At Last, My Love has Come Along by Elizabeth Robinson is titled after the song famously performed by jazz vocalist Etta James. Created with bright colors and bold patterns in the recognizable heart shape, the glass brings the music to life. You can almost hear the moody, vibrant sounds of jazz coming through the piece — the discordant clash of red and yellow along with slashes of black make you feel the dissonant chords that then melt and resolve into a whole piece of beautiful art that somehow flows together seamlessly.

I Carry Your Heart Necklace by Beth Taylor

I Carry Your Heart Necklace by Beth Taylor

The Robinson piece used the heart shape to represent the idea of love in music, and this necklace by Beth Taylor alludes to a well-known poem by e e cummings. The poem is one of my personal favorites, and I love the way this artist conveys the literary meaning by placing the words inside the different layers of the heart.

i carry your heart with me(i carry it in
my heart)i am never without it(anywhere
i go you go,my dear;and whatever is done
by only me is your doing,my darling)
        – e e cummings
I imagine wearing this necklace as a representation of my husband and children — carrying them with me always. It could also stand as a symbol of remembrance for a loved one lost. Giving it as a gift would be a strong statement of love to the recipient.

 

Two Hearts in Hand by Cathy Broski

Two Hearts in Hand by Cathy Broski

This sculpture by Cathy Broski is a piece that can truly mean something different to everyone who views it. Whether the hearts represent children, a couple, parents, or other loved ones — or whether the hand is our own, someone else’s, or something bigger — is open for interpretation.

Chatham Heart by Kerry Vesper

Chatham Heart by Kerry Vesper

The open design of Chatham Heart by Kerry Vesper is a subtle, flowing take on the traditional heart shape. Originally commissioned by a cardiologist for installation in the Chatham Art Center, this artistic representation of the physical heart is a beautiful piece.

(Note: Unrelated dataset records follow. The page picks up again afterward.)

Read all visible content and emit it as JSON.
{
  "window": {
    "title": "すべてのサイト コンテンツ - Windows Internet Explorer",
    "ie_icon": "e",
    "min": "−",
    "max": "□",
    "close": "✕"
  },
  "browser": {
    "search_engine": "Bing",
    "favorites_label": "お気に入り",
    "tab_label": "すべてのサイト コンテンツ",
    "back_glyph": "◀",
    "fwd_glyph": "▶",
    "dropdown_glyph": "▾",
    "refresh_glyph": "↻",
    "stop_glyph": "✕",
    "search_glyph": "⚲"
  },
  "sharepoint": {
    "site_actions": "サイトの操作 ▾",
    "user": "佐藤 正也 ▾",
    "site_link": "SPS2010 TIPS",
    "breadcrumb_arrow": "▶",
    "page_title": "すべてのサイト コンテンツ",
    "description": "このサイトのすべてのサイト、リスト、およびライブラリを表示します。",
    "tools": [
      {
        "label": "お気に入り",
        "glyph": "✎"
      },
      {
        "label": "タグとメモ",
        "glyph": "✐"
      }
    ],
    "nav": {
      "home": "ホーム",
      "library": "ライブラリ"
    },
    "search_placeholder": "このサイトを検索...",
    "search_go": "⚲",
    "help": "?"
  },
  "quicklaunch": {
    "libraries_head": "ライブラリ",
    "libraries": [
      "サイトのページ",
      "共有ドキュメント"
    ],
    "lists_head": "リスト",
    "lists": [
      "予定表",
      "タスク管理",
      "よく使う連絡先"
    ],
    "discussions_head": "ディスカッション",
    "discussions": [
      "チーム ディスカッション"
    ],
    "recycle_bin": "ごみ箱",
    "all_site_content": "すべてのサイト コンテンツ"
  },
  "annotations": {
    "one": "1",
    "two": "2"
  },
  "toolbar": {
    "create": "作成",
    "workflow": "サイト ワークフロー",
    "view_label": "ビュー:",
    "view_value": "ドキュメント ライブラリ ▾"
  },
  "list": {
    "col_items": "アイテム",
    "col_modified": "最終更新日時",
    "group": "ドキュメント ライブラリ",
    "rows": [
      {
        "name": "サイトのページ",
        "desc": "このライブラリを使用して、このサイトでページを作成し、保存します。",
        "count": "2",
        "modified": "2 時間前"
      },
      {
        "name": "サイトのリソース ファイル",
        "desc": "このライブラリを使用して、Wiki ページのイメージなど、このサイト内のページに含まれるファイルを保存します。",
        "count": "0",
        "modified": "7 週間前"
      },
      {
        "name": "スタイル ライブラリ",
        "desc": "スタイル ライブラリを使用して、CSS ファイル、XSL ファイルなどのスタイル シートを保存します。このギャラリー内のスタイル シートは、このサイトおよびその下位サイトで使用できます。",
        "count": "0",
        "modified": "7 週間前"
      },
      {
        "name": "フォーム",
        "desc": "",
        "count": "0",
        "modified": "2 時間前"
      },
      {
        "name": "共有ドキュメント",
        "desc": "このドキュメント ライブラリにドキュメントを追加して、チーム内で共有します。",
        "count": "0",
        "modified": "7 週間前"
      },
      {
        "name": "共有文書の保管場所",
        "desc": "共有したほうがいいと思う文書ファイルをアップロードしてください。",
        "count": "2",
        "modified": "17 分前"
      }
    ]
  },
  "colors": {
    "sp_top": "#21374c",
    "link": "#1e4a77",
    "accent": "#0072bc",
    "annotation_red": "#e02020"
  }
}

Artists use the symbol of the heart to represent abstract ideas, express love, or even to literally stand for the actual organ. The symbol of the heart is found everywhere. What does this symbol mean to you?

By |February 6th, 2015|articles|1 Comment